The whole listing below is to be repeated without alteration.
---------- SOURCE MATERIAL
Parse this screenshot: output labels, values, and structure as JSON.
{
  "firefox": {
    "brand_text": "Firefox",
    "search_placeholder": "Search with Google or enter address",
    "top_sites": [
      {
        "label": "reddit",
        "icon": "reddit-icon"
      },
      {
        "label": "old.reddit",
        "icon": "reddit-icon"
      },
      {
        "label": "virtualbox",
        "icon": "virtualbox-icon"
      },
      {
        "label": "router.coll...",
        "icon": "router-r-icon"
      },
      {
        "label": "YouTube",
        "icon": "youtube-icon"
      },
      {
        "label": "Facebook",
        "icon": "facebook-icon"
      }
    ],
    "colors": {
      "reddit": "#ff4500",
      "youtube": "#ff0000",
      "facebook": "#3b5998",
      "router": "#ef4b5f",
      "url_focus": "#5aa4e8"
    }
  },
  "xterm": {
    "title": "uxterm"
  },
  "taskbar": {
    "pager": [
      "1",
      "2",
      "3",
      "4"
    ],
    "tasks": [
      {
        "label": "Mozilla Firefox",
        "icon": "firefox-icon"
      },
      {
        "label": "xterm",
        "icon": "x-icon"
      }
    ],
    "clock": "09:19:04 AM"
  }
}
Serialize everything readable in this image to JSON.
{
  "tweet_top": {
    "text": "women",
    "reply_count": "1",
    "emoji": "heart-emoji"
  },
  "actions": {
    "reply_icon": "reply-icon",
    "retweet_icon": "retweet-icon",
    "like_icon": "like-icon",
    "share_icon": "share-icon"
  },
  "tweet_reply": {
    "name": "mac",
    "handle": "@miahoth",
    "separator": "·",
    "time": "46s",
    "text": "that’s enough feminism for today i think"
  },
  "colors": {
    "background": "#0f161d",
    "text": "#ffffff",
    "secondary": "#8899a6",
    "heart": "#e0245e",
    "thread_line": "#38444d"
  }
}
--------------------
=== YOUR SOLUTION ===
Parse this screenshot: output labels, values, and structure as JSON.
{
  "firefox": {
    "brand_text": "Firefox",
    "search_placeholder": "Search with Google or enter address",
    "top_sites": [
      {
        "label": "reddit",
        "icon": "reddit-icon"
      },
      {
        "label": "old.reddit",
        "icon": "reddit-icon"
      },
      {
        "label": "virtualbox",
        "icon": "virtualbox-icon"
      },
      {
        "label": "router.coll...",
        "icon": "router-r-icon"
      },
      {
        "label": "YouTube",
        "icon": "youtube-icon"
      },
      {
        "label": "Facebook",
        "icon": "facebook-icon"
      }
    ],
    "colors": {
      "reddit": "#ff4500",
      "youtube": "#ff0000",
      "facebook": "#3b5998",
      "router": "#ef4b5f",
      "url_focus": "#5aa4e8"
    }
  },
  "xterm": {
    "title": "uxterm"
  },
  "taskbar": {
    "pager": [
      "1",
      "2",
      "3",
      "4"
    ],
    "tasks": [
      {
        "label": "Mozilla Firefox",
        "icon": "firefox-icon"
      },
      {
        "label": "xterm",
        "icon": "x-icon"
      }
    ],
    "clock": "09:19:04 AM"
  }
}
Serialize everything readable in this image to JSON.
{
  "tweet_top": {
    "text": "women",
    "reply_count": "1",
    "emoji": "heart-emoji"
  },
  "actions": {
    "reply_icon": "reply-icon",
    "retweet_icon": "retweet-icon",
    "like_icon": "like-icon",
    "share_icon": "share-icon"
  },
  "tweet_reply": {
    "name": "mac",
    "handle": "@miahoth",
    "separator": "·",
    "time": "46s",
    "text": "that’s enough feminism for today i think"
  },
  "colors": {
    "background": "#0f161d",
    "text": "#ffffff",
    "secondary": "#8899a6",
    "heart": "#e0245e",
    "thread_line": "#38444d"
  }
}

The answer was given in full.